  2. ^ D.U.S. Miscellany. 1905. p.19
  3. ^ Calendar of the University of Michigan, University of Michigan. 1910. p.381.
  4. ^ Campbell, Edward DeMille and Edgar Nathaniel Gott, "Note on a Rapid Cooling Electrically Heated Combustion Tube," Journal of Industrial and Engineering Chemistry. Vol. 1, Oct. 1909. pp.739-741.
  5. ^ University Bulletin, Vol. XVI, No. 35 University of Michigan. April, 1915. p.345.
  6. ^ a b c d e The Story of the Boeing Company, p.16.
  7. ^ Kuhlman, Erika A., Of Little Comfort. 2012. pp.120-121.
  8. ^ Hitt, Michael A., R. Duane Ireland, and Robert E. Hoskisson, Strategic Management. 2009. p.49.
  9. ^ "The Boeing Airplane Co. ... Growing Pains" Archived 2013-04-14 at the Wayback Machine. Boeing company website. Retrieved 4-18-13.
  10. ^ Bull, Stephen. "Boeing," Encyclopedia of Military Technology and Innovation. 2004. p.42.
  11. ^ Graff, Cory. F6F Hellcat at War. 2008. p.10
  12. ^ a b Trimble, William F., High Frontier. p.135.
  13. ^ Boone, Andrew R., "The Liberator", Popular Science. May 1943. p.90.

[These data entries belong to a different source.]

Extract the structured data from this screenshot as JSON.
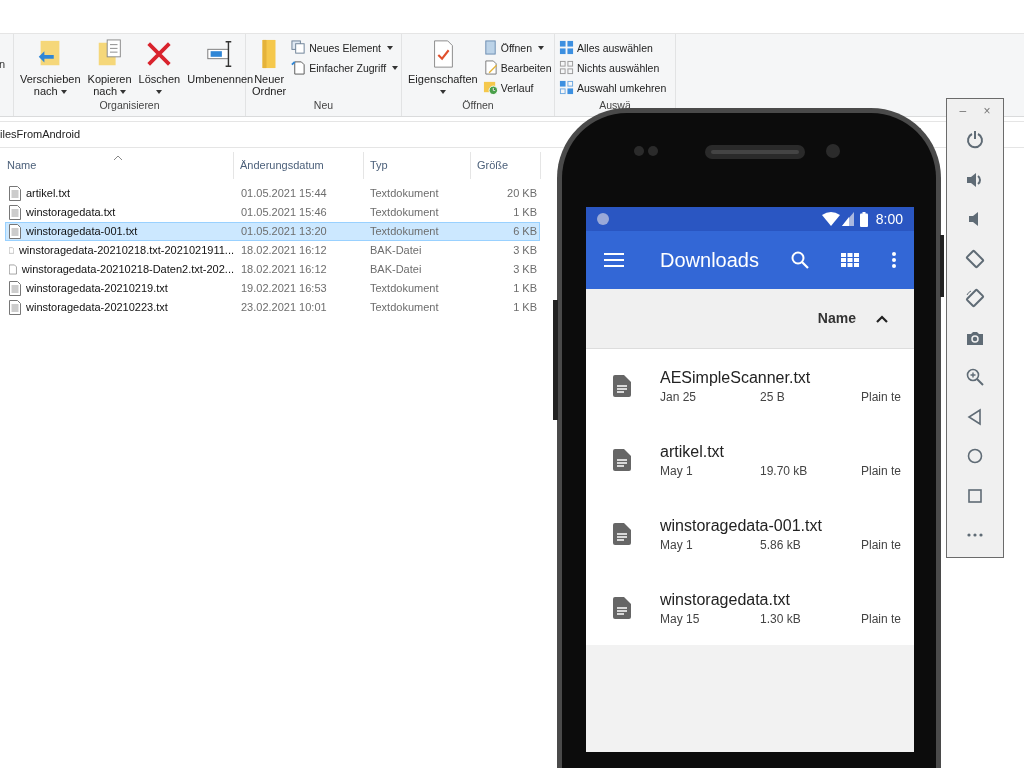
{
  "ribbon": {
    "cut_label": "n",
    "groups": [
      {
        "label": "Organisieren",
        "items": [
          {
            "kind": "large",
            "lines": [
              "Verschieben",
              "nach"
            ],
            "dropdown": true
          },
          {
            "kind": "large",
            "lines": [
              "Kopieren",
              "nach"
            ],
            "dropdown": true
          },
          {
            "kind": "large",
            "lines": [
              "Löschen"
            ],
            "dropdown": true
          },
          {
            "kind": "large",
            "lines": [
              "Umbenennen"
            ],
            "dropdown": false
          }
        ]
      },
      {
        "label": "Neu",
        "items": [
          {
            "kind": "large",
            "lines": [
              "Neuer",
              "Ordner"
            ],
            "dropdown": false
          },
          {
            "kind": "stack",
            "entries": [
              {
                "label": "Neues Element",
                "dropdown": true
              },
              {
                "label": "Einfacher Zugriff",
                "dropdown": true
              }
            ]
          }
        ]
      },
      {
        "label": "Öffnen",
        "items": [
          {
            "kind": "large",
            "lines": [
              "Eigenschaften"
            ],
            "dropdown": true
          },
          {
            "kind": "stack",
            "entries": [
              {
                "label": "Öffnen",
                "dropdown": true
              },
              {
                "label": "Bearbeiten",
                "dropdown": false
              },
              {
                "label": "Verlauf",
                "dropdown": false
              }
            ]
          }
        ]
      },
      {
        "label": "Auswä",
        "items": [
          {
            "kind": "stack",
            "entries": [
              {
                "label": "Alles auswählen",
                "dropdown": false
              },
              {
                "label": "Nichts auswählen",
                "dropdown": false
              },
              {
                "label": "Auswahl umkehren",
                "dropdown": false
              }
            ]
          }
        ]
      }
    ]
  },
  "address": "ilesFromAndroid",
  "table": {
    "columns": [
      "Name",
      "Änderungsdatum",
      "Typ",
      "Größe"
    ],
    "rows": [
      {
        "kind": "lined",
        "name": "artikel.txt",
        "date": "01.05.2021 15:44",
        "type": "Textdokument",
        "size": "20 KB",
        "selected": false
      },
      {
        "kind": "lined",
        "name": "winstoragedata.txt",
        "date": "01.05.2021 15:46",
        "type": "Textdokument",
        "size": "1 KB",
        "selected": false
      },
      {
        "kind": "lined",
        "name": "winstoragedata-001.txt",
        "date": "01.05.2021 13:20",
        "type": "Textdokument",
        "size": "6 KB",
        "selected": true
      },
      {
        "kind": "blank",
        "name": "winstoragedata-20210218.txt-2021021911...",
        "date": "18.02.2021 16:12",
        "type": "BAK-Datei",
        "size": "3 KB",
        "selected": false
      },
      {
        "kind": "blank",
        "name": "winstoragedata-20210218-Daten2.txt-202...",
        "date": "18.02.2021 16:12",
        "type": "BAK-Datei",
        "size": "3 KB",
        "selected": false
      },
      {
        "kind": "lined",
        "name": "winstoragedata-20210219.txt",
        "date": "19.02.2021 16:53",
        "type": "Textdokument",
        "size": "1 KB",
        "selected": false
      },
      {
        "kind": "lined",
        "name": "winstoragedata-20210223.txt",
        "date": "23.02.2021 10:01",
        "type": "Textdokument",
        "size": "1 KB",
        "selected": false
      }
    ]
  },
  "phone": {
    "status_bar": {
      "time": "8:00"
    },
    "app_bar": {
      "title": "Downloads"
    },
    "sort": {
      "label": "Name"
    },
    "files": [
      {
        "name": "AESimpleScanner.txt",
        "date": "Jan 25",
        "size": "25 B",
        "type": "Plain te"
      },
      {
        "name": "artikel.txt",
        "date": "May 1",
        "size": "19.70 kB",
        "type": "Plain te"
      },
      {
        "name": "winstoragedata-001.txt",
        "date": "May 1",
        "size": "5.86 kB",
        "type": "Plain te"
      },
      {
        "name": "winstoragedata.txt",
        "date": "May 15",
        "size": "1.30 kB",
        "type": "Plain te"
      }
    ]
  },
  "emulator_toolbar": {
    "minimize": "–",
    "close": "×"
  }
}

  14. ^ "Edgar N. Gott". Boeing company website. Retrieved 4-18-13.